Aim: To outline pros and cons with the open and laparoscopic techniques when placing peritoneal dialysis (PD) catheters.
Background: Controversy exists regarding which technique, the open and laparoscopic, if any, is superior to the other. In addition, there is the question of which approach is best in rescuing malfunctioning PD catheters.
Results: Rather than promoting one doctrine fits all, philosophically, doing the right thing for the patient by specific criteria is ethically the better model. These specific selection criteria include patient characteristics, the team's skills and knowledge and institutional resources and commitment. Also, the sophistication of a PD unit for training and monitoring of patients is crucial for successful outcomes. Open paramedian and two laparoscopic approaches are described in detail, outlining advantages and disadvantages of each, with suggestions when one method is preferred.
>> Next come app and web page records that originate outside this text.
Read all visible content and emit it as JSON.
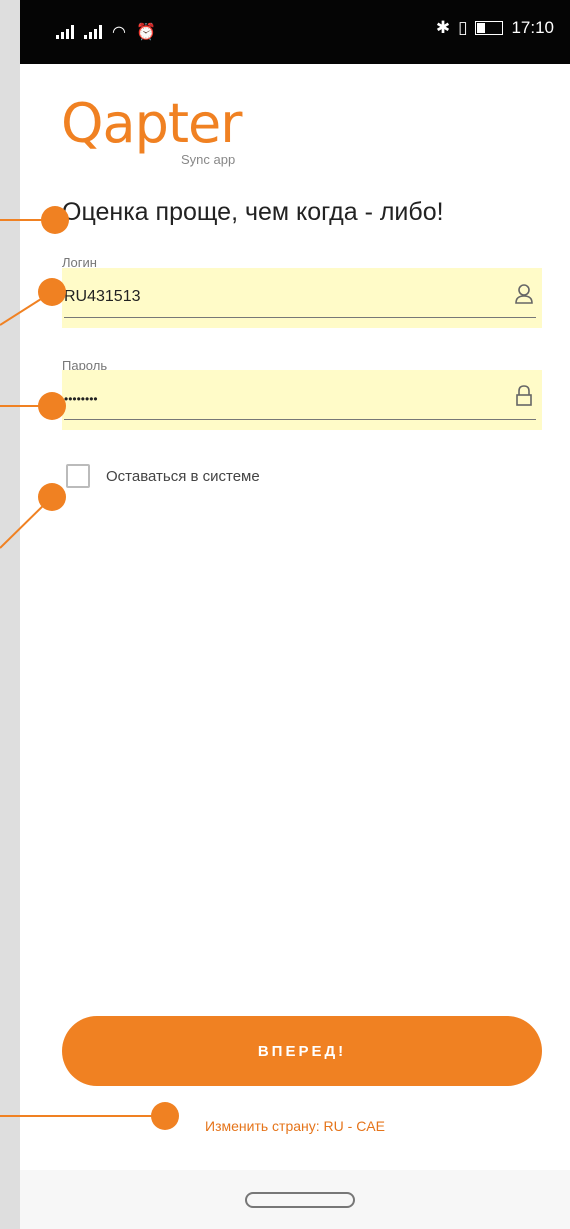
{
  "status_bar": {
    "time": "17:10"
  },
  "logo": {
    "wordmark": "Qapter",
    "subtitle": "Sync app"
  },
  "headline": "Оценка проще, чем когда - либо!",
  "login": {
    "label": "Логин",
    "value": "RU431513",
    "icon": "user-icon"
  },
  "password": {
    "label": "Пароль",
    "value": "••••••••",
    "icon": "lock-icon"
  },
  "remember_me": {
    "label": "Оставаться в системе",
    "checked": false
  },
  "submit_button": {
    "label": "ВПЕРЕД!"
  },
  "change_country": {
    "label": "Изменить страну: RU - CAE"
  },
  "colors": {
    "accent": "#f08122",
    "autofill": "#fffbc8",
    "annotation": "#f08122"
  }
}
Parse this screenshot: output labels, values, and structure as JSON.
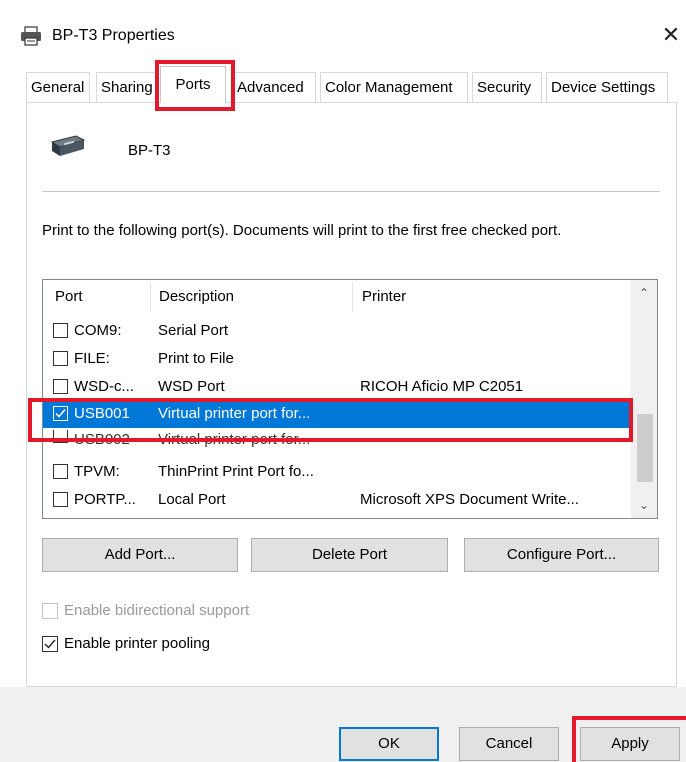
{
  "window": {
    "title": "BP-T3 Properties",
    "close_glyph": "✕"
  },
  "tabs": [
    {
      "label": "General"
    },
    {
      "label": "Sharing"
    },
    {
      "label": "Ports"
    },
    {
      "label": "Advanced"
    },
    {
      "label": "Color Management"
    },
    {
      "label": "Security"
    },
    {
      "label": "Device Settings"
    }
  ],
  "active_tab": "Ports",
  "printer": {
    "name": "BP-T3",
    "icon": "printer-icon"
  },
  "description": "Print to the following port(s). Documents will print to the first free checked port.",
  "port_list": {
    "headers": {
      "port": "Port",
      "description": "Description",
      "printer": "Printer"
    },
    "rows": [
      {
        "port": "COM9:",
        "description": "Serial Port",
        "printer": "",
        "checked": false,
        "selected": false
      },
      {
        "port": "FILE:",
        "description": "Print to File",
        "printer": "",
        "checked": false,
        "selected": false
      },
      {
        "port": "WSD-c...",
        "description": "WSD Port",
        "printer": "RICOH Aficio MP C2051",
        "checked": false,
        "selected": false
      },
      {
        "port": "USB001",
        "description": "Virtual printer port for...",
        "printer": "",
        "checked": true,
        "selected": true
      },
      {
        "port": "USB002",
        "description": "Virtual printer port for...",
        "printer": "",
        "checked": false,
        "selected": false
      },
      {
        "port": "TPVM:",
        "description": "ThinPrint Print Port fo...",
        "printer": "",
        "checked": false,
        "selected": false
      },
      {
        "port": "PORTP...",
        "description": "Local Port",
        "printer": "Microsoft XPS Document Write...",
        "checked": false,
        "selected": false
      }
    ]
  },
  "buttons": {
    "add_port": "Add Port...",
    "delete_port": "Delete Port",
    "configure_port": "Configure Port...",
    "ok": "OK",
    "cancel": "Cancel",
    "apply": "Apply"
  },
  "options": {
    "bidirectional": {
      "label": "Enable bidirectional support",
      "checked": false,
      "enabled": false
    },
    "pooling": {
      "label": "Enable printer pooling",
      "checked": true,
      "enabled": true
    }
  },
  "colors": {
    "selection": "#0078d7",
    "highlight": "#e3192b"
  }
}
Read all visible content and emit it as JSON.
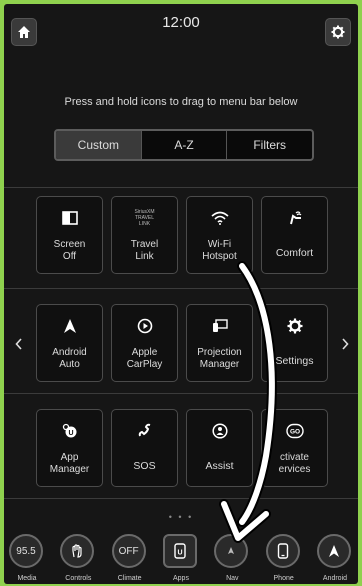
{
  "status_bar": {
    "time": "12:00"
  },
  "instruction": "Press and hold icons to drag to menu bar below",
  "tabs": [
    {
      "label": "Custom",
      "active": true
    },
    {
      "label": "A-Z",
      "active": false
    },
    {
      "label": "Filters",
      "active": false
    }
  ],
  "apps": [
    {
      "label": "Screen\nOff",
      "icon": "screen-off-icon"
    },
    {
      "label": "Travel\nLink",
      "icon": "siriusxm-travel-link-icon",
      "icon_text": "SiriusXM\nTRAVEL\nLINK"
    },
    {
      "label": "Wi-Fi\nHotspot",
      "icon": "wifi-icon"
    },
    {
      "label": "Comfort",
      "icon": "seat-comfort-icon"
    },
    {
      "label": "Android\nAuto",
      "icon": "android-auto-icon"
    },
    {
      "label": "Apple\nCarPlay",
      "icon": "carplay-icon"
    },
    {
      "label": "Projection\nManager",
      "icon": "projection-icon"
    },
    {
      "label": "Settings",
      "icon": "gear-icon"
    },
    {
      "label": "App\nManager",
      "icon": "app-manager-icon"
    },
    {
      "label": "SOS",
      "icon": "sos-icon"
    },
    {
      "label": "Assist",
      "icon": "assist-icon"
    },
    {
      "label": "ctivate\nervices",
      "icon": "go-icon"
    }
  ],
  "pager": {
    "dots": "• • •"
  },
  "dock": [
    {
      "label": "Media",
      "icon": "radio-icon",
      "value": "95.5"
    },
    {
      "label": "Controls",
      "icon": "hand-icon"
    },
    {
      "label": "Climate",
      "icon": "climate-icon",
      "value": "OFF"
    },
    {
      "label": "Apps",
      "icon": "apps-icon"
    },
    {
      "label": "Nav",
      "icon": "nav-icon"
    },
    {
      "label": "Phone",
      "icon": "phone-icon"
    },
    {
      "label": "Android",
      "icon": "android-auto-icon"
    }
  ],
  "colors": {
    "background": "#161616",
    "frame": "#8fd14e",
    "text": "#dcdcdc"
  }
}
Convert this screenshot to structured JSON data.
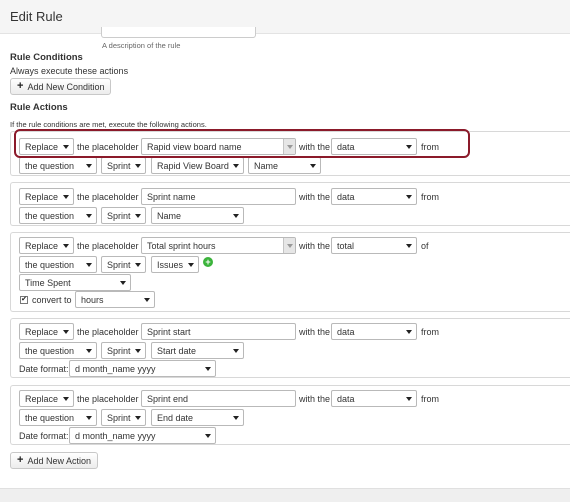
{
  "header": {
    "title": "Edit Rule"
  },
  "description": {
    "help": "A description of the rule"
  },
  "conditions": {
    "heading": "Rule Conditions",
    "subtitle": "Always execute these actions",
    "add_label": "Add New Condition"
  },
  "actions": {
    "heading": "Rule Actions",
    "subtitle": "If the rule conditions are met, execute the following actions.",
    "add_label": "Add New Action",
    "common": {
      "replace": "Replace",
      "the_placeholder": "the placeholder",
      "with_the": "with the",
      "from": "from",
      "of": "of",
      "the_question": "the question",
      "sprint": "Sprint",
      "date_format_label": "Date format:",
      "convert_to": "convert to"
    },
    "items": [
      {
        "placeholder": "Rapid view board name",
        "with": "data",
        "sub1": "Rapid View Board",
        "sub2": "Name"
      },
      {
        "placeholder": "Sprint name",
        "with": "data",
        "field": "Name"
      },
      {
        "placeholder": "Total sprint hours",
        "with": "total",
        "field": "Issues",
        "metric": "Time Spent",
        "convert_unit": "hours",
        "convert_checked": true
      },
      {
        "placeholder": "Sprint start",
        "with": "data",
        "field": "Start date",
        "date_format": "d month_name yyyy"
      },
      {
        "placeholder": "Sprint end",
        "with": "data",
        "field": "End date",
        "date_format": "d month_name yyyy"
      }
    ]
  },
  "icons": {
    "plus": "+",
    "check": "✔"
  },
  "colors": {
    "highlight": "#8b1a2a",
    "add_icon": "#3bb33b"
  }
}
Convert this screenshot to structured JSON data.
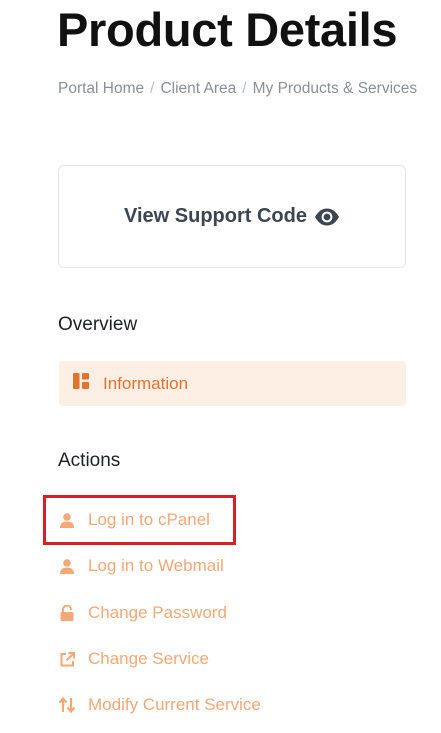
{
  "page": {
    "title": "Product Details"
  },
  "breadcrumb": {
    "items": [
      "Portal Home",
      "Client Area",
      "My Products & Services"
    ]
  },
  "support": {
    "label": "View Support Code",
    "icon": "eye-icon"
  },
  "overview": {
    "title": "Overview",
    "items": [
      {
        "label": "Information",
        "icon": "dashboard-icon",
        "active": true
      }
    ]
  },
  "actions": {
    "title": "Actions",
    "items": [
      {
        "label": "Log in to cPanel",
        "icon": "user-icon",
        "highlighted": true
      },
      {
        "label": "Log in to Webmail",
        "icon": "user-icon"
      },
      {
        "label": "Change Password",
        "icon": "unlock-icon"
      },
      {
        "label": "Change Service",
        "icon": "external-link-icon"
      },
      {
        "label": "Modify Current Service",
        "icon": "sort-arrows-icon"
      }
    ]
  },
  "colors": {
    "accent": "#e1732f",
    "accent_light": "#f2a877",
    "active_bg": "#fdefe4",
    "highlight": "#d9202a"
  }
}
Conclusions: In general, the laparoscopic technique is associated with longer operative times, higher costs and the need to utilize general anesthesia. It is, however, the preferred method when rescuing malfunctioning catheters and may increase the PD patient population in patients with previous abdominal surgeries. The dialysis access surgeon should be familiar with both open and laparoscopic techniques and appropriately choose the ideal method based upon the individual patient and institutional resources.